--- WHAT THE EXERCISE ASKS ---
Your task is to print every entry below exactly as given.
*** Opening of THE DATA ***
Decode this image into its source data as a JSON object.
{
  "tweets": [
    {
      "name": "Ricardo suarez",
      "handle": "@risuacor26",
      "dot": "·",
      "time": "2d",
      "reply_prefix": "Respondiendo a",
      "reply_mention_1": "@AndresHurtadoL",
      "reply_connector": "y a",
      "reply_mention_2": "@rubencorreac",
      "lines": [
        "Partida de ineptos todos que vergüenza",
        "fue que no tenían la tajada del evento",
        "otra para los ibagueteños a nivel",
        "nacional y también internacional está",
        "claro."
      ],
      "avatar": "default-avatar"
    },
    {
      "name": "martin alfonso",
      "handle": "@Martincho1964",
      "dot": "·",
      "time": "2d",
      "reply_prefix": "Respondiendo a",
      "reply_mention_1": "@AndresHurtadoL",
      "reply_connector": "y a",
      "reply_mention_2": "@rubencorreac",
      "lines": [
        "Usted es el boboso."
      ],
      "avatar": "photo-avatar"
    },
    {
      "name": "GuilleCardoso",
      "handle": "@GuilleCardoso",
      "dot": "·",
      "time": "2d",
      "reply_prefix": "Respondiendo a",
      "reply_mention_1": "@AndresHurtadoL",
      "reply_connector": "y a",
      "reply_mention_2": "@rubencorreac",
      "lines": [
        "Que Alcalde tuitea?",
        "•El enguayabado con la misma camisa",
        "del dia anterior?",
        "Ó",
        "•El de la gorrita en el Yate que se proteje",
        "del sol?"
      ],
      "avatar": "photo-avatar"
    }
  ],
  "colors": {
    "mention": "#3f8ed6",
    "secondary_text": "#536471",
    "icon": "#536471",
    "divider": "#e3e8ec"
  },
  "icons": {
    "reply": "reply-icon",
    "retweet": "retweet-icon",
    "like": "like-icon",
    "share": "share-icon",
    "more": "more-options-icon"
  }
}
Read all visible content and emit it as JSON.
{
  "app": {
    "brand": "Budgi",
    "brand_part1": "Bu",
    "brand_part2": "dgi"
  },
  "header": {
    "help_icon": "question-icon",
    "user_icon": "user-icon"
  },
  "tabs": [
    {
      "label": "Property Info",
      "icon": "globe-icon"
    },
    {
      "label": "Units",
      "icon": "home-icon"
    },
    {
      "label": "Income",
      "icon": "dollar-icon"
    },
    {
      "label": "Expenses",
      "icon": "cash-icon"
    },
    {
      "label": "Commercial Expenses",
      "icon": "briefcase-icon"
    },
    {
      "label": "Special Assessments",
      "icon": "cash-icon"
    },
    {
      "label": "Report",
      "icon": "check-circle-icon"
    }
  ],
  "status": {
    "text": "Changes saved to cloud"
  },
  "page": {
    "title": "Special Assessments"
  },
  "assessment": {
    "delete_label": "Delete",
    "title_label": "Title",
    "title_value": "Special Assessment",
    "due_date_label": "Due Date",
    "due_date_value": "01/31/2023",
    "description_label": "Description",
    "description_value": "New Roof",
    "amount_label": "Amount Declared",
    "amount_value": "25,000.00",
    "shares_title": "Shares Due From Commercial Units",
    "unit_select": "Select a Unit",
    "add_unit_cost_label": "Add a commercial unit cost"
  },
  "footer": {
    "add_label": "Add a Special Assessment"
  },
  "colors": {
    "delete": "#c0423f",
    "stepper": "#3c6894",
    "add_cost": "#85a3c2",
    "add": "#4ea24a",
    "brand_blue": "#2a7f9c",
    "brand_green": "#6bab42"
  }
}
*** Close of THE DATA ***
--- REPLY TO THE TASK ---
Decode this image into its source data as a JSON object.
{
  "tweets": [
    {
      "name": "Ricardo suarez",
      "handle": "@risuacor26",
      "dot": "·",
      "time": "2d",
      "reply_prefix": "Respondiendo a",
      "reply_mention_1": "@AndresHurtadoL",
      "reply_connector": "y a",
      "reply_mention_2": "@rubencorreac",
      "lines": [
        "Partida de ineptos todos que vergüenza",
        "fue que no tenían la tajada del evento",
        "otra para los ibagueteños a nivel",
        "nacional y también internacional está",
        "claro."
      ],
      "avatar": "default-avatar"
    },
    {
      "name": "martin alfonso",
      "handle": "@Martincho1964",
      "dot": "·",
      "time": "2d",
      "reply_prefix": "Respondiendo a",
      "reply_mention_1": "@AndresHurtadoL",
      "reply_connector": "y a",
      "reply_mention_2": "@rubencorreac",
      "lines": [
        "Usted es el boboso."
      ],
      "avatar": "photo-avatar"
    },
    {
      "name": "GuilleCardoso",
      "handle": "@GuilleCardoso",
      "dot": "·",
      "time": "2d",
      "reply_prefix": "Respondiendo a",
      "reply_mention_1": "@AndresHurtadoL",
      "reply_connector": "y a",
      "reply_mention_2": "@rubencorreac",
      "lines": [
        "Que Alcalde tuitea?",
        "•El enguayabado con la misma camisa",
        "del dia anterior?",
        "Ó",
        "•El de la gorrita en el Yate que se proteje",
        "del sol?"
      ],
      "avatar": "photo-avatar"
    }
  ],
  "colors": {
    "mention": "#3f8ed6",
    "secondary_text": "#536471",
    "icon": "#536471",
    "divider": "#e3e8ec"
  },
  "icons": {
    "reply": "reply-icon",
    "retweet": "retweet-icon",
    "like": "like-icon",
    "share": "share-icon",
    "more": "more-options-icon"
  }
}
Read all visible content and emit it as JSON.
{
  "app": {
    "brand": "Budgi",
    "brand_part1": "Bu",
    "brand_part2": "dgi"
  },
  "header": {
    "help_icon": "question-icon",
    "user_icon": "user-icon"
  },
  "tabs": [
    {
      "label": "Property Info",
      "icon": "globe-icon"
    },
    {
      "label": "Units",
      "icon": "home-icon"
    },
    {
      "label": "Income",
      "icon": "dollar-icon"
    },
    {
      "label": "Expenses",
      "icon": "cash-icon"
    },
    {
      "label": "Commercial Expenses",
      "icon": "briefcase-icon"
    },
    {
      "label": "Special Assessments",
      "icon": "cash-icon"
    },
    {
      "label": "Report",
      "icon": "check-circle-icon"
    }
  ],
  "status": {
    "text": "Changes saved to cloud"
  },
  "page": {
    "title": "Special Assessments"
  },
  "assessment": {
    "delete_label": "Delete",
    "title_label": "Title",
    "title_value": "Special Assessment",
    "due_date_label": "Due Date",
    "due_date_value": "01/31/2023",
    "description_label": "Description",
    "description_value": "New Roof",
    "amount_label": "Amount Declared",
    "amount_value": "25,000.00",
    "shares_title": "Shares Due From Commercial Units",
    "unit_select": "Select a Unit",
    "add_unit_cost_label": "Add a commercial unit cost"
  },
  "footer": {
    "add_label": "Add a Special Assessment"
  },
  "colors": {
    "delete": "#c0423f",
    "stepper": "#3c6894",
    "add_cost": "#85a3c2",
    "add": "#4ea24a",
    "brand_blue": "#2a7f9c",
    "brand_green": "#6bab42"
  }
}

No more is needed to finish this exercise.